Many people like the idea of living in a tiny home. They see it as a means of affordable housing that comes with the low fuss of a minimalist lifestyle. However, all successful tiny home owners understand that it is precisely because of the small size of the house that it requires a lot of work.
DIY is the cornerstone of tiny home living. Even designing your space requires a deep-dive into the tips and tricks to maximize small rooms. And it takes more than planning to achieve tiny home living. Here’s why.
Tiny house living is all about playing by your own rules. Instead of going the traditional route with an expensive apartment or home, you're setting up a different life to what most people know. As such, finding stock designs is not just difficult, but unwise.
Since you're choosing your own trail, your space should be designed according to the lifestyle you envision. When designing your own home, there may be aspects you can get readymade. However, your home for the most part will be built by you.
When you've got the bare bones of your tiny home, you're going to need to do the interior decorating and furnishing. Going To The store in the hopes of finding items that will perfectly fit in your tiny home will lead to disappointment. For better or worse, you're going to have to make a lot of the contents of your home.
There will be some pieces that are perfect. With the increasing popularity of the tiny home movement, it is also becoming easier to find people and businesses who design things specifically for tiny homes. However, as with the space itself, your dream tiny home will require a lot of custom input.
There are a few reasons to choose a tiny home, but one of the big ones is sustainability. Living in a tiny home minimizes the space you take up. It ensures you don’t waste money and resources on contents for a home much larger than you realistically need. It should also significantly lower your carbon footprint.
But your carbon footprint won’t lower itself. While tiny home living is in itself a more sustainable option, it is the way you approach your life that truly leads to increased sustainability. In a tiny home, you can and should consider making the most of the resources at your disposal. For this, you will need to put in the legwork.
Some people are put off by the thought of having to take care of their own plumbing, electricity, and everything else. The people who are truly cut out for tiny home living understand that they will need to do this kind of work. Those who are not ready to do so are probably not ready to live in a tiny home.
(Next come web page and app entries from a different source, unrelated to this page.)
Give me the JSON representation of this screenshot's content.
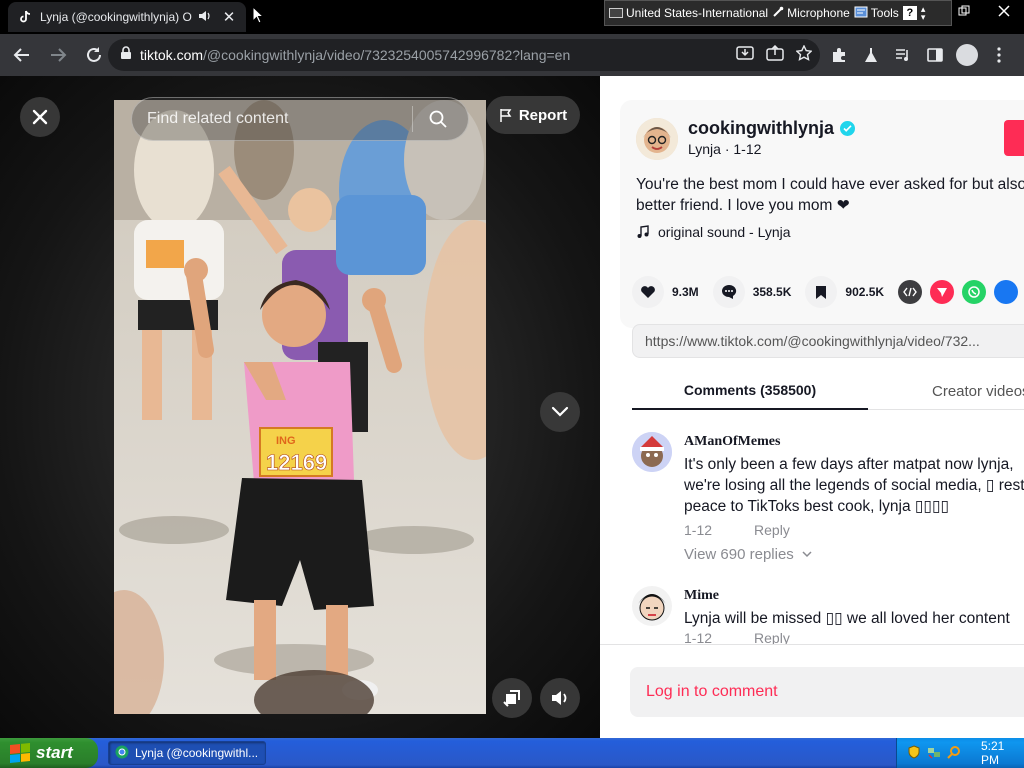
{
  "browser": {
    "tab_title": "Lynja (@cookingwithlynja) Offi",
    "tab_close": "✕",
    "url_host": "tiktok.com",
    "url_path": "/@cookingwithlynja/video/7323254005742996782?lang=en"
  },
  "language_bar": {
    "language": "United States-International",
    "microphone": "Microphone",
    "tools": "Tools",
    "help": "?"
  },
  "video": {
    "search_placeholder": "Find related content",
    "report_label": "Report",
    "bib_sponsor": "ING",
    "bib_number": "12169"
  },
  "post": {
    "author": "cookingwithlynja",
    "author_sub": "Lynja · 1-12",
    "caption": "You're the best mom I could have ever asked for but also a better friend. I love you mom ❤",
    "music": "original sound - Lynja",
    "likes": "9.3M",
    "comments_count": "358.5K",
    "saves": "902.5K",
    "link": "https://www.tiktok.com/@cookingwithlynja/video/732..."
  },
  "tabs": {
    "comments": "Comments (358500)",
    "creator": "Creator videos"
  },
  "comments": [
    {
      "user": "AManOfMemes",
      "text": "It's only been a few days after matpat now lynja, we're losing all the legends of social media, ▯ rest in peace to TikToks best cook, lynja ▯▯▯▯",
      "date": "1-12",
      "reply": "Reply",
      "replies": "View 690 replies"
    },
    {
      "user": "Mime",
      "text": "Lynja will be missed ▯▯ we all loved her content",
      "date": "1-12",
      "reply": "Reply",
      "replies": ""
    }
  ],
  "login_label": "Log in to comment",
  "taskbar": {
    "start": "start",
    "task_label": "Lynja (@cookingwithl...",
    "time": "5:21 PM"
  },
  "colors": {
    "accent": "#fe2c55",
    "verified": "#20d5ec",
    "taskbar": "#245edb"
  }
}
Another reason DIY is at the heart of tiny home living is that tiny homes are not meant to be one-and-done projects. Unlike a big home which sticks to the same basic foundations for decades, a tiny home is supposed to evolve according to your changing needs. In the first place, you cannot know exactly how your home will feel until you live in it, and so you may have to make changes early on.
As you continue to live in your tiny home, your life will change in many ways. You will start to have different priorities and needs, especially if you have kids. Tiny homes do not have the space to reflect all eras of your life so far. You may need to regularly redesign and rebuild parts of your home.
DIY is the cornerstone of tiny home living. If you're not ready to put in the work, a tiny house is probably not for you. That may not always be the case, but until you fall in love with the idea of living in a space of your own making, you might need to put off your big move.